Riceboro’s Historical Baptismal Interpretive Trail is a few steps closer to completion.
On Friday, construction workers with Expert Marine Construction Company put the finishing touches on a 12-by-12 wooden platform above a secluded pool of water where, it is said, some Riceboro natives were baptized as early as the late 1800s.
“This bridge sits on the city’s property in a position to view the original baptismal site. It has stairs on both sides leading down to the knoll,” said Keith Causeway, an engineer with P.C. Simonton and Associates Inc.
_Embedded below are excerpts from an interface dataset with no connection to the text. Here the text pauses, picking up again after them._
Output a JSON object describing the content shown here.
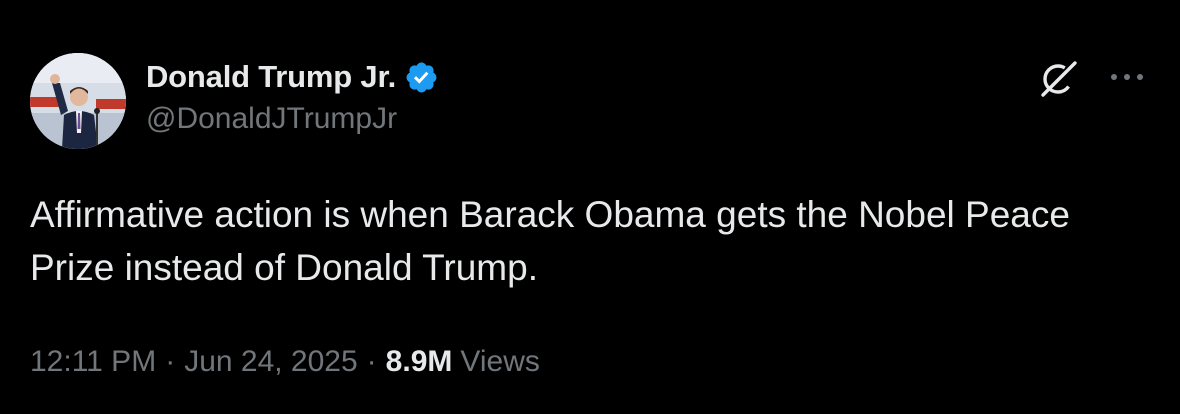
{
  "tweet": {
    "author": {
      "display_name": "Donald Trump Jr.",
      "handle": "@DonaldJTrumpJr",
      "verified": true
    },
    "text": "Affirmative action is when Barack Obama gets the Nobel Peace Prize instead of Donald Trump.",
    "time": "12:11 PM",
    "date": "Jun 24, 2025",
    "separator": "·",
    "views_count": "8.9M",
    "views_label": "Views"
  },
  "icons": {
    "verified": "verified-badge-icon",
    "grok": "grok-icon",
    "more": "more-options-icon"
  },
  "colors": {
    "background": "#000000",
    "primary_text": "#e7e9ea",
    "secondary_text": "#71767b",
    "verified_blue": "#1d9bf0"
  }
}
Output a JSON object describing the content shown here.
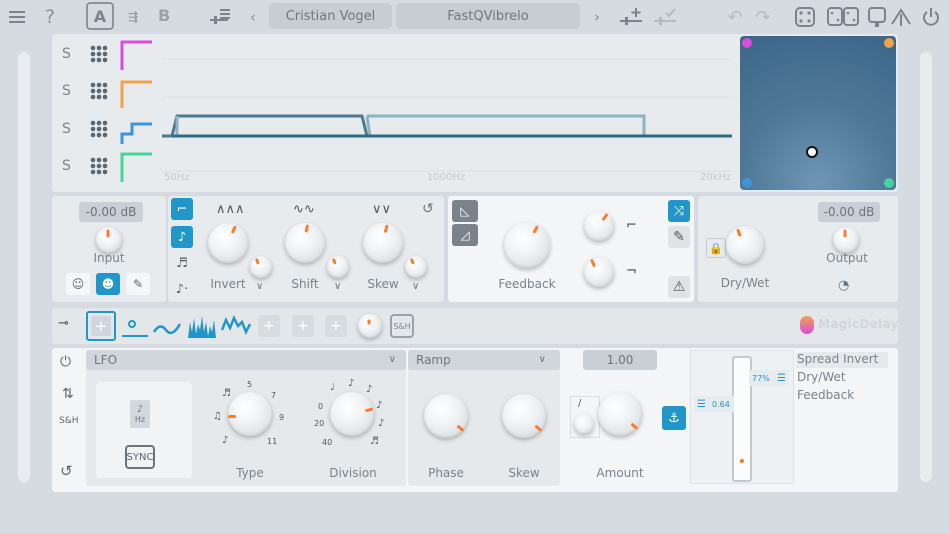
{
  "toolbar": {
    "preset_author": "Cristian Vogel",
    "preset_name": "FastQVibrelo",
    "slot_a_label": "A",
    "slot_b_label": "B"
  },
  "eq": {
    "band_labels": [
      "S",
      "S",
      "S",
      "S"
    ],
    "band_colors": [
      "#d84ddd",
      "#f0a349",
      "#3d94d8",
      "#48d39a"
    ],
    "freq_labels": [
      "50Hz",
      "1000Hz",
      "20kHz"
    ]
  },
  "xy_pad": {
    "corner_colors": [
      "#d84ddd",
      "#f0a349",
      "#3d94d8",
      "#48d39a"
    ]
  },
  "input_section": {
    "gain_value": "-0.00 dB",
    "label": "Input"
  },
  "mod_knobs": {
    "invert_label": "Invert",
    "shift_label": "Shift",
    "skew_label": "Skew"
  },
  "feedback_section": {
    "label": "Feedback"
  },
  "output_section": {
    "drywet_label": "Dry/Wet",
    "gain_value": "-0.00 dB",
    "label": "Output"
  },
  "mod_bar": {
    "sh_label": "S&H",
    "brand": "MagicDelay"
  },
  "lfo": {
    "side_sh_label": "S&H",
    "source": "LFO",
    "shape": "Ramp",
    "amount_value": "1.00",
    "hz_label": "Hz",
    "sync_label": "SYNC",
    "type_label": "Type",
    "division_label": "Division",
    "phase_label": "Phase",
    "skew_label": "Skew",
    "amount_label": "Amount",
    "type_scale": [
      "5",
      "7",
      "9",
      "11"
    ],
    "division_scale": [
      "0",
      "20",
      "40"
    ],
    "slider_tag_a": "77%",
    "slider_tag_b": "0.64",
    "targets": [
      "Spread Invert",
      "Dry/Wet",
      "Feedback"
    ]
  }
}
The 105-foot bridge, according to Causeway, will be part of a quarter-mile trail that runs north from state Route 119, E.B. Cooper Highway, just a few feet from Riceboro’s First African Baptist Church.
Once it’s complete, the trail will include historical information and a few surprises, according to Riceboro Mayor Bill Austin and City Grants Administrator Joe Harris.
“This is still an ongoing project,” Harris said. “The objective for the trail, once complete, will be to beautify this area with natural flora and include historical markers and signage.”
The site also will honor those who were baptized in the pool’s muddy water years ago.
“The signage will include a list of names of those who we know were baptized here,” Austin said. “This, of course, will include a tribute to Mother Mary Baggs and Dorothy Brunson. Brunson is now 102 years old and the only surviving person who was baptized there.”
The trail is expected to be open to the public by December, Austin said. So far, he said, he’s pleased with its progress.
“What’s incredible is the amount of collaboration we have had, and we expect it to continue,” the mayor said.
“P.C. Simonton and Associates Inc. has provided engineering support for the design of the trail. SNF Holding Co. and CIC cleared and built up the trail path, and the Progressive Missionary Association put together a team of 30 men to work with the city of Riceboro to clear the underbrush.”
Cultivation for the project began last spring after the city was awarded a matching in-kind coastal incentive grant from the Georgia Department of Natural Resources for $42,000.
Austin said he’s hopeful the trail eventually will lead deeper into the city’s grounds and history.
“We have already begun planning the next phase of the project, which will lead to a beautiful fishing area known as the ‘round hole,’” he said. “The expansion of the trail site will also cover an area that was used by loggers who stood atop the berms to snake the logs along the creek to the mill at Riceboro.”